Week in the woods: Boars and woodpeckers.

Submitted by Looduskalender EN on Fri, 23.02.2018 - 09:45


Estonian text posted by the Animal of the Year Team 19.02.2018
Translation Liis

The winter weather has gathered the roe deer in herds again. While for a long time the deer stayed  in the larger forest, and in pairs, then now they have again started visiting the field verge, and together. The  forest offers food for a roe throughout the year. In the videos at 3:25 and 6:40 we see how the roe deer keep the underwood open. Some shrubs get quite visibly cut back. When you go in the forest for berry- and mushroom picking you often do not consider that without the deer, rabbits and elks it would be almost impossible to move in many places. The  underwood would simply grow so densely. For the underwood to be cut back and clipped more evenly and in a wider area wolves and lynxes are needed  that will not allow the animals to browse branches peacefully only in their favourite places, and will force the “forest gardeners” to move more. Everything is in balance. 


The barking of foxes continues and the running trails go on. Probably because of this there has been no hare in recent camera records. They keep away from the foxes’ matings 

Meanwhile the body also needs food and the fox too tasted the small amount of grain scattered behind the sedge tuft. To mark the food as its own it scraped together the remains after having eaten and squirted on them. At the end of the video the marten visited too. 

In addition to the foxes’ matings, on sunny days the drumming of woodpeckers is already heard too. 

The trail camera caught a wild boar herd. What a joy! In between there has been a long silence.  The herd included a couple of large boars and a gang of jolly piglets. There were no young pigs. It was the offspring of a couple of strong specimens who had managed to get through the fever; animals of an intermediate age are missing. 

The playfulness of the piglets is without bounds. The turmoil is a good sport, trims the body to become tough and strong. 

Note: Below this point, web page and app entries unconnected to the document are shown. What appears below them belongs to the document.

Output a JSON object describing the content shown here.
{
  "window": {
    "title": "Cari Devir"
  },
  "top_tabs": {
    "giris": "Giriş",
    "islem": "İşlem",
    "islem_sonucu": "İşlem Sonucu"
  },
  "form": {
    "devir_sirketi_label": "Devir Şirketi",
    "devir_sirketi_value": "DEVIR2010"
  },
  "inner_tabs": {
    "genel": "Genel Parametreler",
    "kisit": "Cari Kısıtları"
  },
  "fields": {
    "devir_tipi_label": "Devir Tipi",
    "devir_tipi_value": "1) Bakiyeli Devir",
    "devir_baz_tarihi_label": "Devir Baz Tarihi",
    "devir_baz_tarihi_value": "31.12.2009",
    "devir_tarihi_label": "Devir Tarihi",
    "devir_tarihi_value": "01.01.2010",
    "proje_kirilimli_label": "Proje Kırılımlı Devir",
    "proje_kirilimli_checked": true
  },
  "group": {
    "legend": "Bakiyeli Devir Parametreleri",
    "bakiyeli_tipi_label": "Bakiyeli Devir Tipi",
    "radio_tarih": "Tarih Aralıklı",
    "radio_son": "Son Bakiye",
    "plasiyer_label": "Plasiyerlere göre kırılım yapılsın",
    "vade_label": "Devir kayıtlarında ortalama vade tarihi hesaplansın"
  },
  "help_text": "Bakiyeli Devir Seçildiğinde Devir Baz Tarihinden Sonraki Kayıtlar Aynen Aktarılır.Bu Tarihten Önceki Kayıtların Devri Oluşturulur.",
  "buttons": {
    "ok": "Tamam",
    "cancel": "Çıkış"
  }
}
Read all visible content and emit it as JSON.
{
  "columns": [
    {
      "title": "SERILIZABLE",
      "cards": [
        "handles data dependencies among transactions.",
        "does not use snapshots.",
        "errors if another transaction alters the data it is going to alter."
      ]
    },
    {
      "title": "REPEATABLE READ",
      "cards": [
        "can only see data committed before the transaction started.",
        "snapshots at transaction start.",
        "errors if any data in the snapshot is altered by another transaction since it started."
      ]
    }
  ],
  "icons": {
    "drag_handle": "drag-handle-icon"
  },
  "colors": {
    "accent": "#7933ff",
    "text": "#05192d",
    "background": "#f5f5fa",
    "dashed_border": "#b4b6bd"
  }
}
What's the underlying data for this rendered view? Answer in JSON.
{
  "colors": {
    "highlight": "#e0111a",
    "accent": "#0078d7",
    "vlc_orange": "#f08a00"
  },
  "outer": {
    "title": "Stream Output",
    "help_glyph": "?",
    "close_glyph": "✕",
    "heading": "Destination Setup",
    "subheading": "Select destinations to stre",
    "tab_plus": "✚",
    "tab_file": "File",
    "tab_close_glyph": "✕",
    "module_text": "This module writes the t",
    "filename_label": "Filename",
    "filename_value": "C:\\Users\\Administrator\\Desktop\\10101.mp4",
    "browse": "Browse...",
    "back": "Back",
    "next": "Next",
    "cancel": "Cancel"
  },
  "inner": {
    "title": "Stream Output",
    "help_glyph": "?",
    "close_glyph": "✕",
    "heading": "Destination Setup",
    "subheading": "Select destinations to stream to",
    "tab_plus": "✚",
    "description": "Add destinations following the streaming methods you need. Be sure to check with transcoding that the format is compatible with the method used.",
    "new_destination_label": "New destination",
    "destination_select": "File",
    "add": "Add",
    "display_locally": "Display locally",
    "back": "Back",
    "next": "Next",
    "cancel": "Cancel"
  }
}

In camera view the large sow lets her eyes go half-shut. The never-ending gambolling is tiresome in large portions. At the same time watchfulness is needed, in some evenings wolf howls were heard. Eyes close even standing up when all the motherly responsibility brings fatigue.

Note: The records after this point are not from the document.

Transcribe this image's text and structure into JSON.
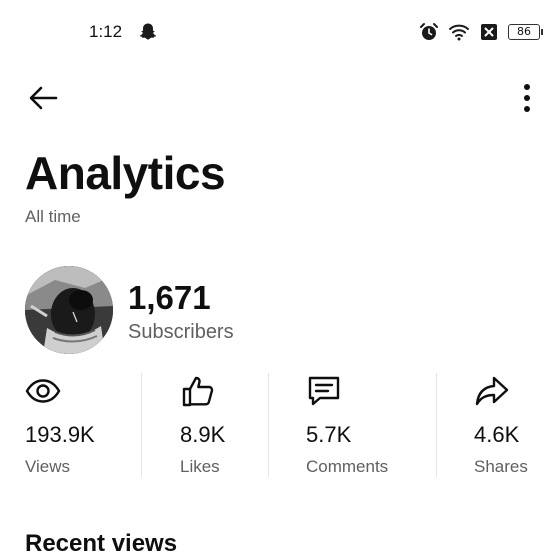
{
  "status_bar": {
    "time": "1:12",
    "battery": "86",
    "icons": [
      "snapchat-ghost-icon",
      "alarm-icon",
      "wifi-icon",
      "notification-x-icon",
      "battery-icon"
    ]
  },
  "header": {
    "back_icon": "arrow-left-icon",
    "more_icon": "more-vertical-icon"
  },
  "page": {
    "title": "Analytics",
    "subtitle": "All time"
  },
  "channel": {
    "subscriber_count": "1,671",
    "subscriber_label": "Subscribers"
  },
  "stats": [
    {
      "icon": "eye-icon",
      "value": "193.9K",
      "label": "Views"
    },
    {
      "icon": "thumbs-up-icon",
      "value": "8.9K",
      "label": "Likes"
    },
    {
      "icon": "comment-icon",
      "value": "5.7K",
      "label": "Comments"
    },
    {
      "icon": "share-icon",
      "value": "4.6K",
      "label": "Shares"
    }
  ],
  "sections": {
    "recent_views": "Recent views"
  },
  "colors": {
    "text_primary": "#0f0f0f",
    "text_secondary": "#606060",
    "divider": "#e5e5e5",
    "background": "#ffffff"
  }
}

Under large trees I found  a dead raccoon dog. Just dead, not slain. On closer inspection there were no signs of violence on the body except the stomach cavity that had been pecked open by ravens. There was no mange either. Some fox had been there to sniff but only the ravens had been feasting and thrown around hair tufts.
Such things happen too . 


On looking for lynxes I made a longer tour. No track at all this time. The image shows the path of the foxes where they go across the deep and steep ditch to stray aroud in the peat field.

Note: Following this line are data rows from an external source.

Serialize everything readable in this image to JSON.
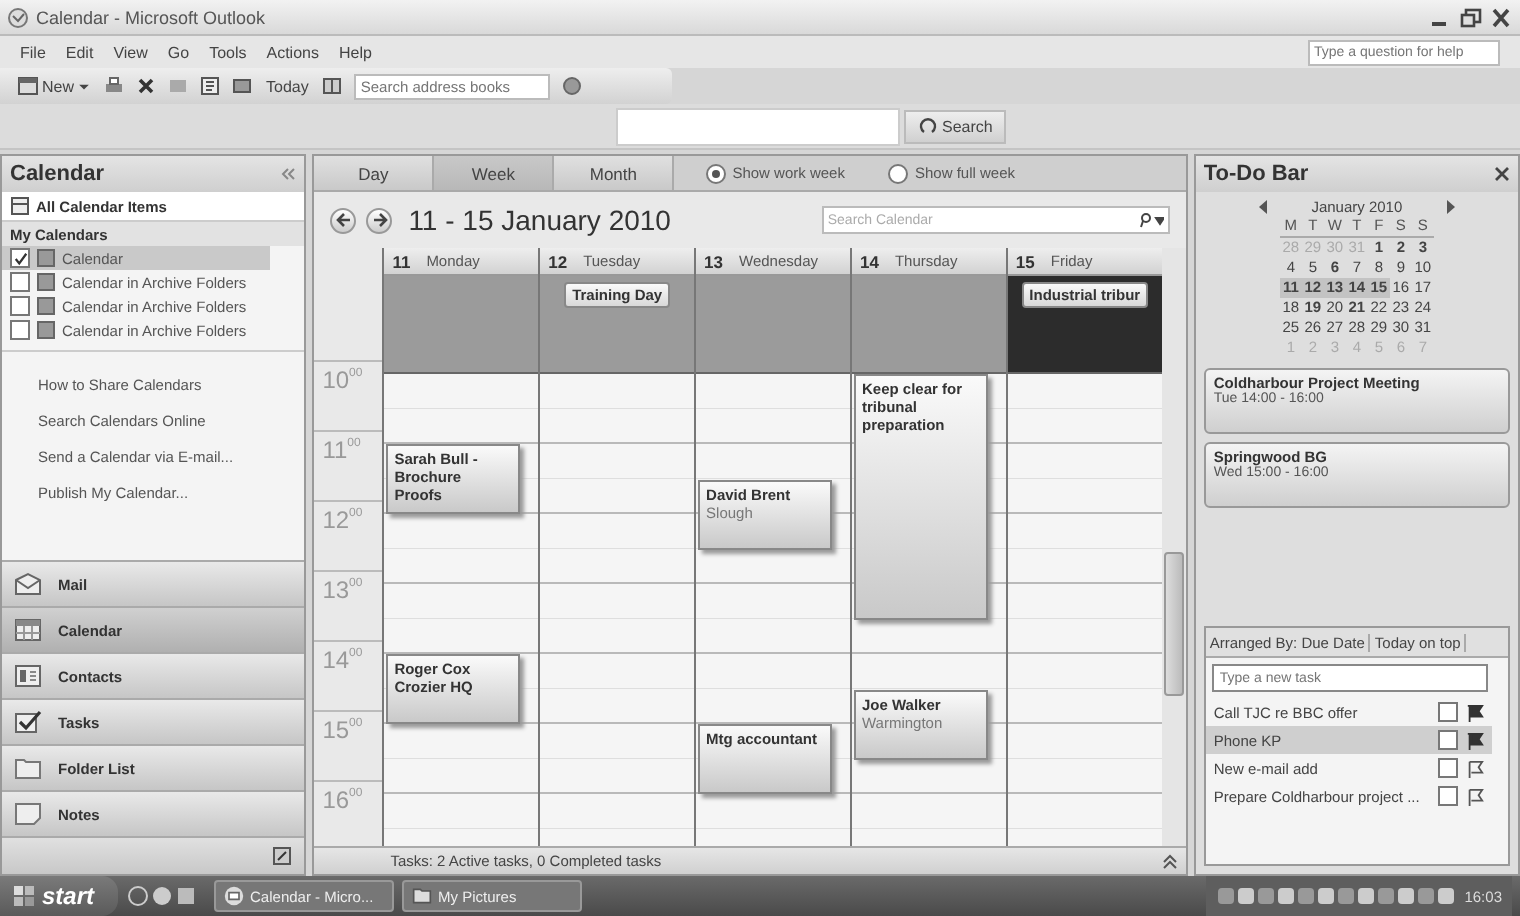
{
  "window": {
    "title": "Calendar - Microsoft Outlook"
  },
  "menu": [
    "File",
    "Edit",
    "View",
    "Go",
    "Tools",
    "Actions",
    "Help"
  ],
  "help_box": {
    "placeholder": "Type a question for help"
  },
  "toolbar": {
    "new": "New",
    "today": "Today",
    "address_search": {
      "placeholder": "Search address books"
    }
  },
  "search_row": {
    "button": "Search"
  },
  "nav_pane": {
    "title": "Calendar",
    "filter": "All Calendar Items",
    "group": "My Calendars",
    "calendars": [
      {
        "label": "Calendar",
        "checked": true,
        "selected": true
      },
      {
        "label": "Calendar in Archive Folders",
        "checked": false,
        "selected": false
      },
      {
        "label": "Calendar in Archive Folders",
        "checked": false,
        "selected": false
      },
      {
        "label": "Calendar in Archive Folders",
        "checked": false,
        "selected": false
      }
    ],
    "links": [
      "How to Share Calendars",
      "Search Calendars Online",
      "Send a Calendar via E-mail...",
      "Publish My Calendar..."
    ],
    "sections": [
      {
        "label": "Mail",
        "kind": "mail",
        "selected": false
      },
      {
        "label": "Calendar",
        "kind": "calendar",
        "selected": true
      },
      {
        "label": "Contacts",
        "kind": "contacts",
        "selected": false
      },
      {
        "label": "Tasks",
        "kind": "tasks",
        "selected": false
      },
      {
        "label": "Folder List",
        "kind": "folder",
        "selected": false
      },
      {
        "label": "Notes",
        "kind": "notes",
        "selected": false
      }
    ]
  },
  "calendar": {
    "views": [
      {
        "label": "Day",
        "selected": false
      },
      {
        "label": "Week",
        "selected": true
      },
      {
        "label": "Month",
        "selected": false
      }
    ],
    "week_options": [
      {
        "label": "Show work week",
        "selected": true
      },
      {
        "label": "Show full week",
        "selected": false
      }
    ],
    "range": "11 - 15 January 2010",
    "search": {
      "placeholder": "Search Calendar"
    },
    "days": [
      {
        "number": "11",
        "name": "Monday",
        "selected": false,
        "slots": [
          {
            "kind": "free"
          },
          {
            "kind": "free"
          },
          {
            "kind": "start",
            "title": "Sarah Bull - Brochure Proofs"
          },
          {
            "kind": "cont"
          },
          {
            "kind": "free"
          },
          {
            "kind": "free"
          },
          {
            "kind": "free"
          },
          {
            "kind": "free"
          },
          {
            "kind": "start",
            "title": "Roger Cox Crozier HQ"
          },
          {
            "kind": "cont"
          }
        ]
      },
      {
        "number": "12",
        "name": "Tuesday",
        "selected": false,
        "all_day": "Training Day"
      },
      {
        "number": "13",
        "name": "Wednesday",
        "selected": false,
        "slots": [
          {
            "kind": "free"
          },
          {
            "kind": "free"
          },
          {
            "kind": "free"
          },
          {
            "kind": "start",
            "title": "David Brent",
            "location": "Slough"
          },
          {
            "kind": "cont"
          },
          {
            "kind": "free"
          },
          {
            "kind": "free"
          },
          {
            "kind": "free"
          },
          {
            "kind": "free"
          },
          {
            "kind": "free"
          },
          {
            "kind": "start",
            "title": "Mtg accountant"
          },
          {
            "kind": "cont"
          }
        ]
      },
      {
        "number": "14",
        "name": "Thursday",
        "selected": false,
        "slots": [
          {
            "kind": "start",
            "title": "Keep clear for tribunal preparation"
          },
          {
            "kind": "cont"
          },
          {
            "kind": "cont"
          },
          {
            "kind": "cont"
          },
          {
            "kind": "cont"
          },
          {
            "kind": "cont"
          },
          {
            "kind": "cont"
          },
          {
            "kind": "free"
          },
          {
            "kind": "free"
          },
          {
            "kind": "start",
            "title": "Joe Walker",
            "location": "Warmington"
          },
          {
            "kind": "cont"
          }
        ]
      },
      {
        "number": "15",
        "name": "Friday",
        "selected": true,
        "all_day": "Industrial tribur"
      }
    ],
    "hours": [
      {
        "hour": "10",
        "minutes": "00"
      },
      {
        "hour": "11",
        "minutes": "00"
      },
      {
        "hour": "12",
        "minutes": "00"
      },
      {
        "hour": "13",
        "minutes": "00"
      },
      {
        "hour": "14",
        "minutes": "00"
      },
      {
        "hour": "15",
        "minutes": "00"
      },
      {
        "hour": "16",
        "minutes": "00"
      }
    ],
    "status": "Tasks: 2 Active tasks, 0 Completed tasks"
  },
  "todo": {
    "title": "To-Do Bar",
    "month": "January 2010",
    "weekdays": [
      "M",
      "T",
      "W",
      "T",
      "F",
      "S",
      "S"
    ],
    "weeks": [
      [
        {
          "d": "28",
          "muted": true,
          "bold": false,
          "selected": false
        },
        {
          "d": "29",
          "muted": true,
          "bold": false,
          "selected": false
        },
        {
          "d": "30",
          "muted": true,
          "bold": false,
          "selected": false
        },
        {
          "d": "31",
          "muted": true,
          "bold": false,
          "selected": false
        },
        {
          "d": "1",
          "muted": false,
          "bold": true,
          "selected": false
        },
        {
          "d": "2",
          "muted": false,
          "bold": true,
          "selected": false
        },
        {
          "d": "3",
          "muted": false,
          "bold": true,
          "selected": false
        }
      ],
      [
        {
          "d": "4",
          "muted": false,
          "bold": false,
          "selected": false
        },
        {
          "d": "5",
          "muted": false,
          "bold": false,
          "selected": false
        },
        {
          "d": "6",
          "muted": false,
          "bold": true,
          "selected": false
        },
        {
          "d": "7",
          "muted": false,
          "bold": false,
          "selected": false
        },
        {
          "d": "8",
          "muted": false,
          "bold": false,
          "selected": false
        },
        {
          "d": "9",
          "muted": false,
          "bold": false,
          "selected": false
        },
        {
          "d": "10",
          "muted": false,
          "bold": false,
          "selected": false
        }
      ],
      [
        {
          "d": "11",
          "muted": false,
          "bold": true,
          "selected": true
        },
        {
          "d": "12",
          "muted": false,
          "bold": true,
          "selected": true
        },
        {
          "d": "13",
          "muted": false,
          "bold": true,
          "selected": true
        },
        {
          "d": "14",
          "muted": false,
          "bold": true,
          "selected": true
        },
        {
          "d": "15",
          "muted": false,
          "bold": true,
          "selected": true
        },
        {
          "d": "16",
          "muted": false,
          "bold": false,
          "selected": false
        },
        {
          "d": "17",
          "muted": false,
          "bold": false,
          "selected": false
        }
      ],
      [
        {
          "d": "18",
          "muted": false,
          "bold": false,
          "selected": false
        },
        {
          "d": "19",
          "muted": false,
          "bold": true,
          "selected": false
        },
        {
          "d": "20",
          "muted": false,
          "bold": false,
          "selected": false
        },
        {
          "d": "21",
          "muted": false,
          "bold": true,
          "selected": false
        },
        {
          "d": "22",
          "muted": false,
          "bold": false,
          "selected": false
        },
        {
          "d": "23",
          "muted": false,
          "bold": false,
          "selected": false
        },
        {
          "d": "24",
          "muted": false,
          "bold": false,
          "selected": false
        }
      ],
      [
        {
          "d": "25",
          "muted": false,
          "bold": false,
          "selected": false
        },
        {
          "d": "26",
          "muted": false,
          "bold": false,
          "selected": false
        },
        {
          "d": "27",
          "muted": false,
          "bold": false,
          "selected": false
        },
        {
          "d": "28",
          "muted": false,
          "bold": false,
          "selected": false
        },
        {
          "d": "29",
          "muted": false,
          "bold": false,
          "selected": false
        },
        {
          "d": "30",
          "muted": false,
          "bold": false,
          "selected": false
        },
        {
          "d": "31",
          "muted": false,
          "bold": false,
          "selected": false
        }
      ],
      [
        {
          "d": "1",
          "muted": true,
          "bold": false,
          "selected": false
        },
        {
          "d": "2",
          "muted": true,
          "bold": false,
          "selected": false
        },
        {
          "d": "3",
          "muted": true,
          "bold": false,
          "selected": false
        },
        {
          "d": "4",
          "muted": true,
          "bold": false,
          "selected": false
        },
        {
          "d": "5",
          "muted": true,
          "bold": false,
          "selected": false
        },
        {
          "d": "6",
          "muted": true,
          "bold": false,
          "selected": false
        },
        {
          "d": "7",
          "muted": true,
          "bold": false,
          "selected": false
        }
      ]
    ],
    "appointments": [
      {
        "title": "Coldharbour Project Meeting",
        "time": "Tue 14:00 - 16:00"
      },
      {
        "title": "Springwood BG",
        "time": "Wed 15:00 - 16:00"
      }
    ],
    "tasks": {
      "arranged": "Arranged By: Due Date",
      "order": "Today on top",
      "placeholder": "Type a new task",
      "items": [
        {
          "subject": "Call TJC re BBC offer",
          "selected": false,
          "checked": false,
          "kind": "filled"
        },
        {
          "subject": "Phone  KP",
          "selected": true,
          "checked": false,
          "kind": "filled"
        },
        {
          "subject": "New e-mail add",
          "selected": false,
          "checked": false,
          "kind": "outline"
        },
        {
          "subject": "Prepare Coldharbour project ...",
          "selected": false,
          "checked": false,
          "kind": "outline"
        }
      ]
    }
  },
  "taskbar": {
    "start": "start",
    "buttons": [
      {
        "label": "Calendar - Micro...",
        "kind": "outlook"
      },
      {
        "label": "My Pictures",
        "kind": "folder"
      }
    ],
    "clock": "16:03"
  }
}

We use cookies on our website to support technical features that enhance your user experience.

We also use analytics & advertising services. To opt-out click for more information.